> _The task_: Every line containing the string "watched" is to be copied from the records.

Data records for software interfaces
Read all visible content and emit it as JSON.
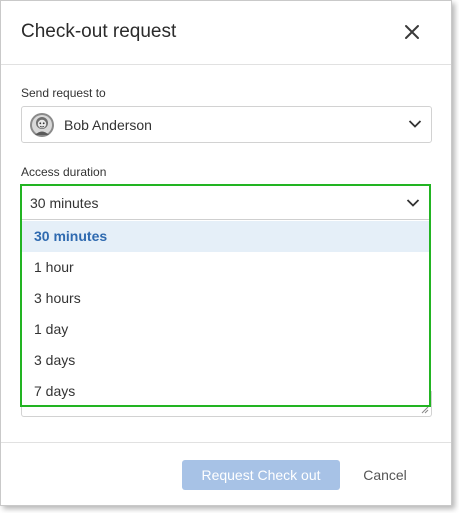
{
  "dialog": {
    "title": "Check-out request",
    "close_icon": "close-icon"
  },
  "recipient": {
    "label": "Send request to",
    "name": "Bob Anderson",
    "avatar_icon": "user-avatar-icon"
  },
  "duration": {
    "label": "Access duration",
    "selected": "30 minutes",
    "options": [
      {
        "label": "30 minutes",
        "selected": true
      },
      {
        "label": "1 hour",
        "selected": false
      },
      {
        "label": "3 hours",
        "selected": false
      },
      {
        "label": "1 day",
        "selected": false
      },
      {
        "label": "3 days",
        "selected": false
      },
      {
        "label": "7 days",
        "selected": false
      }
    ]
  },
  "footer": {
    "submit_label": "Request Check out",
    "cancel_label": "Cancel"
  },
  "colors": {
    "highlight_border": "#22b422",
    "selected_text": "#2f6ab0",
    "selected_bg": "#e5eff8",
    "primary_disabled": "#a7c2e6"
  }
}
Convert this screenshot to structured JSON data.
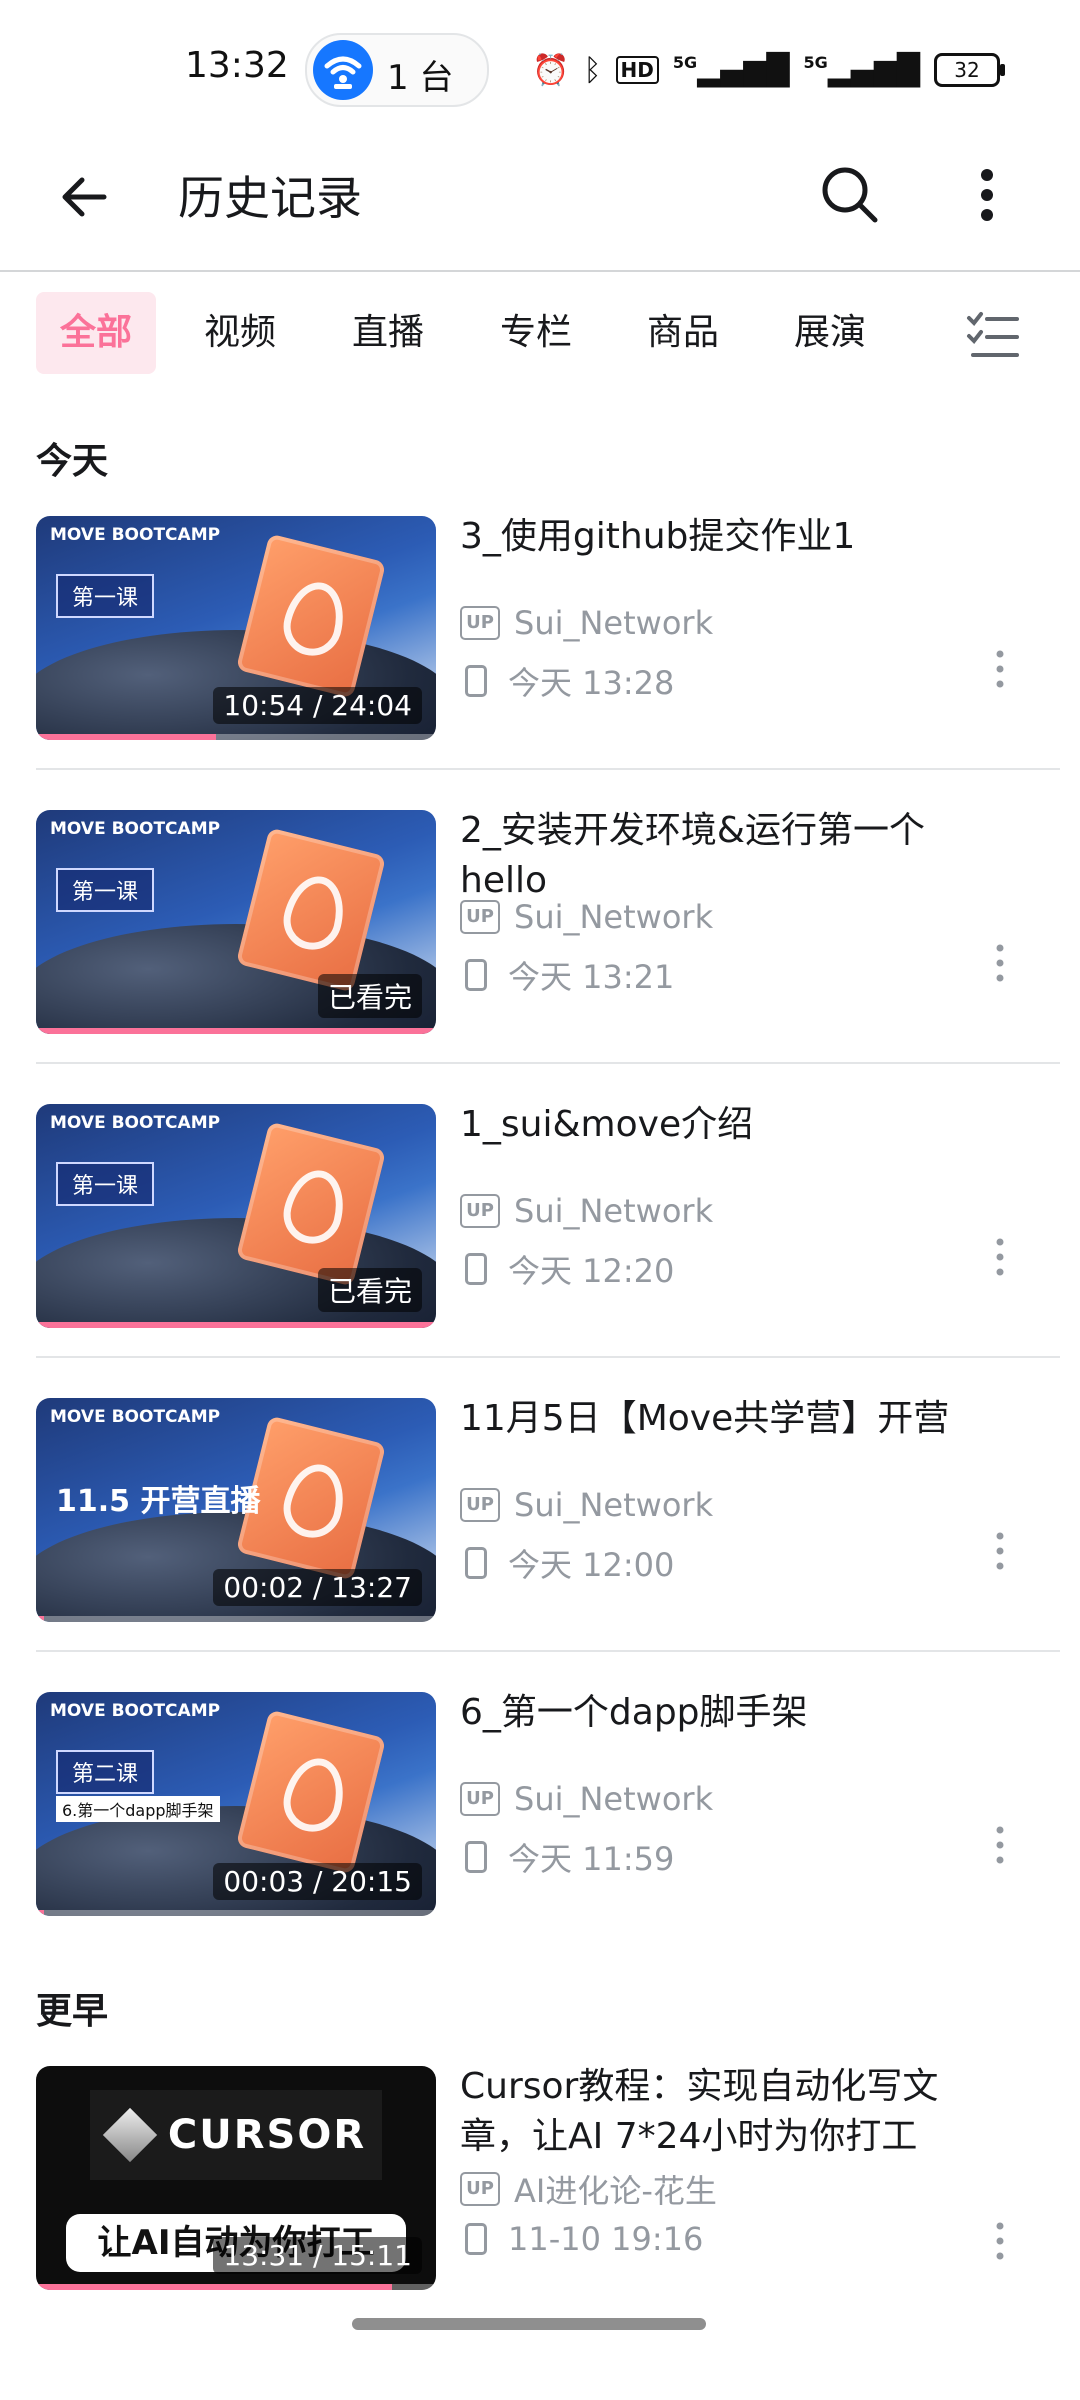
{
  "status_bar": {
    "time": "13:32",
    "hotspot_count": "1 台",
    "signal_1": "5G",
    "signal_2": "5G",
    "hd": "HD",
    "battery": "32"
  },
  "header": {
    "title": "历史记录"
  },
  "tabs": [
    {
      "label": "全部",
      "active": true
    },
    {
      "label": "视频"
    },
    {
      "label": "直播"
    },
    {
      "label": "专栏"
    },
    {
      "label": "商品"
    },
    {
      "label": "展演"
    }
  ],
  "sections": {
    "today": "今天",
    "earlier": "更早"
  },
  "items": [
    {
      "title": "3_使用github提交作业1",
      "up": "Sui_Network",
      "watched": "今天 13:28",
      "overlay": "10:54 / 24:04",
      "progress": 0.45,
      "thumb_brand": "MOVE BOOTCAMP",
      "thumb_text": "第一课",
      "thumb_variant": "lesson"
    },
    {
      "title": "2_安装开发环境&运行第一个hello",
      "up": "Sui_Network",
      "watched": "今天 13:21",
      "overlay": "已看完",
      "progress": 1.0,
      "thumb_brand": "MOVE BOOTCAMP",
      "thumb_text": "第一课",
      "thumb_variant": "lesson"
    },
    {
      "title": "1_sui&move介绍",
      "up": "Sui_Network",
      "watched": "今天 12:20",
      "overlay": "已看完",
      "progress": 1.0,
      "thumb_brand": "MOVE BOOTCAMP",
      "thumb_text": "第一课",
      "thumb_variant": "lesson"
    },
    {
      "title": "11月5日【Move共学营】开营",
      "up": "Sui_Network",
      "watched": "今天 12:00",
      "overlay": "00:02 / 13:27",
      "progress": 0.01,
      "thumb_brand": "MOVE BOOTCAMP",
      "thumb_text": "11.5 开营直播",
      "thumb_variant": "big"
    },
    {
      "title": "6_第一个dapp脚手架",
      "up": "Sui_Network",
      "watched": "今天 11:59",
      "overlay": "00:03 / 20:15",
      "progress": 0.01,
      "thumb_brand": "MOVE BOOTCAMP",
      "thumb_text": "第二课",
      "thumb_sub": "6.第一个dapp脚手架",
      "thumb_variant": "lesson"
    },
    {
      "title": "Cursor教程：实现自动化写文章，让AI 7*24小时为你打工",
      "up": "AI进化论-花生",
      "watched": "11-10 19:16",
      "overlay": "13:31 / 15:11",
      "progress": 0.89,
      "thumb_logo": "CURSOR",
      "thumb_banner": "让AI自动为你打工",
      "thumb_variant": "cursor"
    }
  ],
  "labels": {
    "up_badge": "UP"
  },
  "colors": {
    "accent": "#fb7299",
    "muted": "#9499a0",
    "text": "#18191c"
  }
}
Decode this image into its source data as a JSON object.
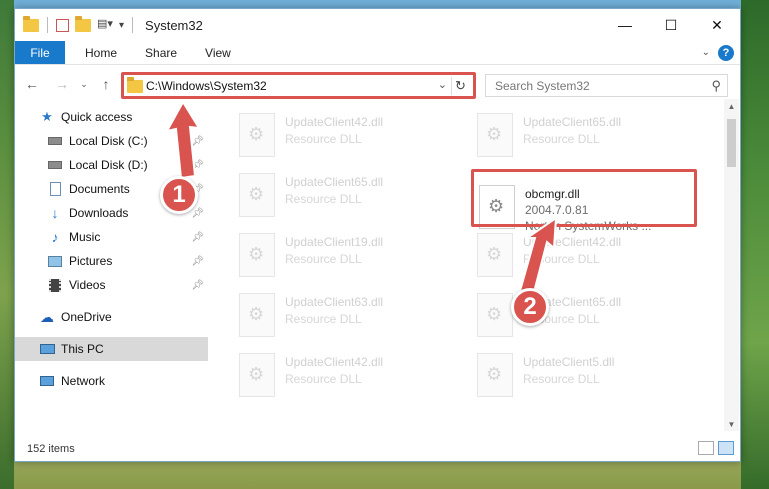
{
  "window": {
    "title": "System32",
    "controls": {
      "minimize": "—",
      "maximize": "☐",
      "close": "✕"
    }
  },
  "ribbon": {
    "file": "File",
    "tabs": [
      "Home",
      "Share",
      "View"
    ],
    "help": "?"
  },
  "address": {
    "path": "C:\\Windows\\System32",
    "search_placeholder": "Search System32"
  },
  "nav": {
    "items": [
      {
        "label": "Quick access",
        "icon": "star-icon",
        "pinned": false
      },
      {
        "label": "Local Disk (C:)",
        "icon": "drive-icon",
        "pinned": true
      },
      {
        "label": "Local Disk (D:)",
        "icon": "drive-icon",
        "pinned": true
      },
      {
        "label": "Documents",
        "icon": "documents-icon",
        "pinned": true
      },
      {
        "label": "Downloads",
        "icon": "download-icon",
        "pinned": true
      },
      {
        "label": "Music",
        "icon": "music-icon",
        "pinned": true
      },
      {
        "label": "Pictures",
        "icon": "pictures-icon",
        "pinned": true
      },
      {
        "label": "Videos",
        "icon": "videos-icon",
        "pinned": true
      },
      {
        "label": "OneDrive",
        "icon": "cloud-icon",
        "pinned": false
      },
      {
        "label": "This PC",
        "icon": "computer-icon",
        "pinned": false,
        "selected": true
      },
      {
        "label": "Network",
        "icon": "network-icon",
        "pinned": false
      }
    ]
  },
  "files": {
    "items": [
      {
        "name": "UpdateClient42.dll",
        "desc": "Resource DLL"
      },
      {
        "name": "UpdateClient65.dll",
        "desc": "Resource DLL"
      },
      {
        "name": "UpdateClient65.dll",
        "desc": "Resource DLL"
      },
      {
        "name": "UpdateClient19.dll",
        "desc": "Resource DLL"
      },
      {
        "name": "UpdateClient42.dll",
        "desc": "Resource DLL"
      },
      {
        "name": "UpdateClient63.dll",
        "desc": "Resource DLL"
      },
      {
        "name": "UpdateClient65.dll",
        "desc": "Resource DLL"
      },
      {
        "name": "UpdateClient42.dll",
        "desc": "Resource DLL"
      },
      {
        "name": "UpdateClient5.dll",
        "desc": "Resource DLL"
      }
    ],
    "highlighted": {
      "name": "obcmgr.dll",
      "version": "2004.7.0.81",
      "company": "Norton SystemWorks ..."
    }
  },
  "status": {
    "count": "152 items"
  },
  "callouts": {
    "one": "1",
    "two": "2"
  },
  "colors": {
    "accent": "#1979ca",
    "highlight_red": "#d9534f"
  }
}
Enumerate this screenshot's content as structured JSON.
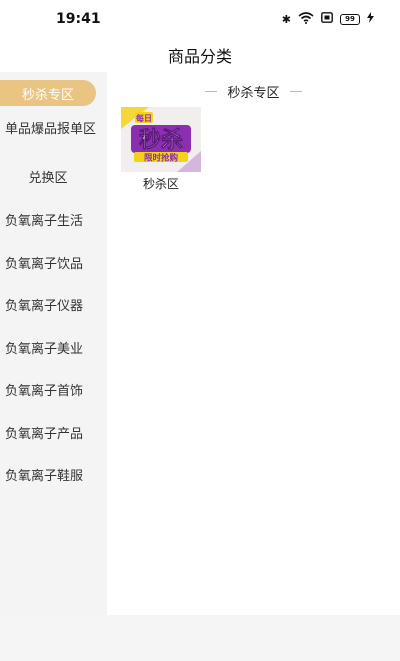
{
  "status_bar": {
    "time": "19:41",
    "icons": [
      "bluetooth-icon",
      "wifi-icon",
      "screen-icon",
      "battery-icon",
      "charging-icon"
    ],
    "battery_level": "99"
  },
  "header": {
    "title": "商品分类"
  },
  "sidebar": {
    "items": [
      {
        "label": "秒杀专区",
        "active": true
      },
      {
        "label": "单品爆品报单区"
      },
      {
        "label": "兑换区"
      },
      {
        "label": "负氧离子生活"
      },
      {
        "label": "负氧离子饮品"
      },
      {
        "label": "负氧离子仪器"
      },
      {
        "label": "负氧离子美业"
      },
      {
        "label": "负氧离子首饰"
      },
      {
        "label": "负氧离子产品"
      },
      {
        "label": "负氧离子鞋服"
      }
    ]
  },
  "content": {
    "section_title": "秒杀专区",
    "tiles": [
      {
        "label": "秒杀区",
        "image_text_top": "每日",
        "image_text_main": "秒杀",
        "image_text_bottom": "限时抢购"
      }
    ]
  },
  "colors": {
    "accent": "#e9c483",
    "promo_purple": "#8a2fb0",
    "promo_yellow": "#f4d21a"
  }
}
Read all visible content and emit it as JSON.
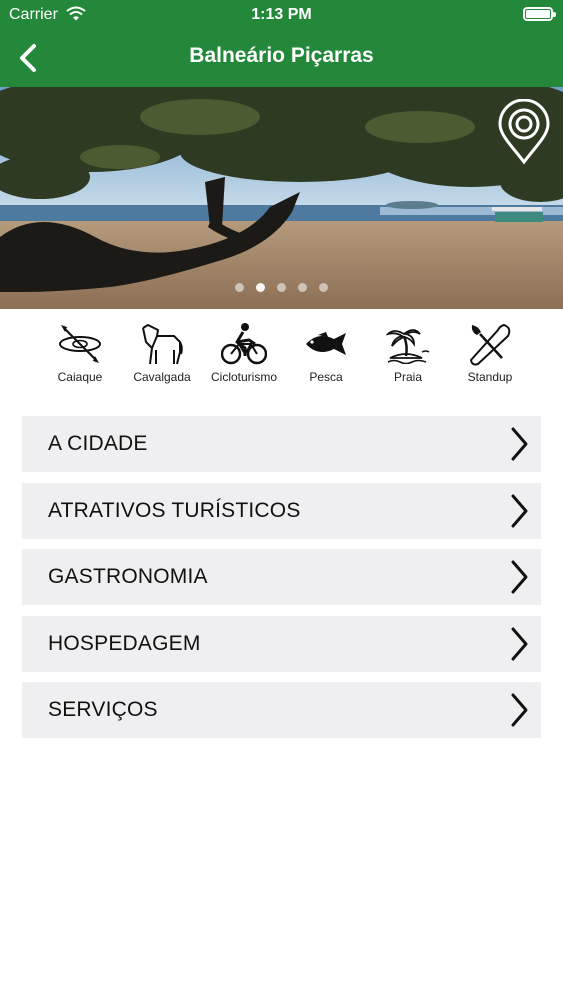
{
  "status_bar": {
    "carrier": "Carrier",
    "time": "1:13 PM"
  },
  "nav": {
    "title": "Balneário Piçarras",
    "back_icon": "chevron-left-icon"
  },
  "colors": {
    "brand_green": "#23883a",
    "menu_bg": "#efeff1"
  },
  "hero": {
    "slides": 5,
    "active_slide": 1,
    "map_icon": "map-pin-icon"
  },
  "categories": [
    {
      "label": "Caiaque",
      "icon": "kayak-icon"
    },
    {
      "label": "Cavalgada",
      "icon": "horse-icon"
    },
    {
      "label": "Cicloturismo",
      "icon": "bicycle-icon"
    },
    {
      "label": "Pesca",
      "icon": "fish-icon"
    },
    {
      "label": "Praia",
      "icon": "beach-icon"
    },
    {
      "label": "Standup",
      "icon": "standup-paddle-icon"
    }
  ],
  "menu": [
    {
      "label": "A CIDADE"
    },
    {
      "label": "ATRATIVOS TURÍSTICOS"
    },
    {
      "label": "GASTRONOMIA"
    },
    {
      "label": "HOSPEDAGEM"
    },
    {
      "label": "SERVIÇOS"
    }
  ]
}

> _Solution_:
      "watched": "今天 13:28",
      "watched": "今天 13:21",
      "watched": "今天 12:20",
      "watched": "今天 12:00",
      "watched": "今天 11:59",
      "watched": "11-10 19:16",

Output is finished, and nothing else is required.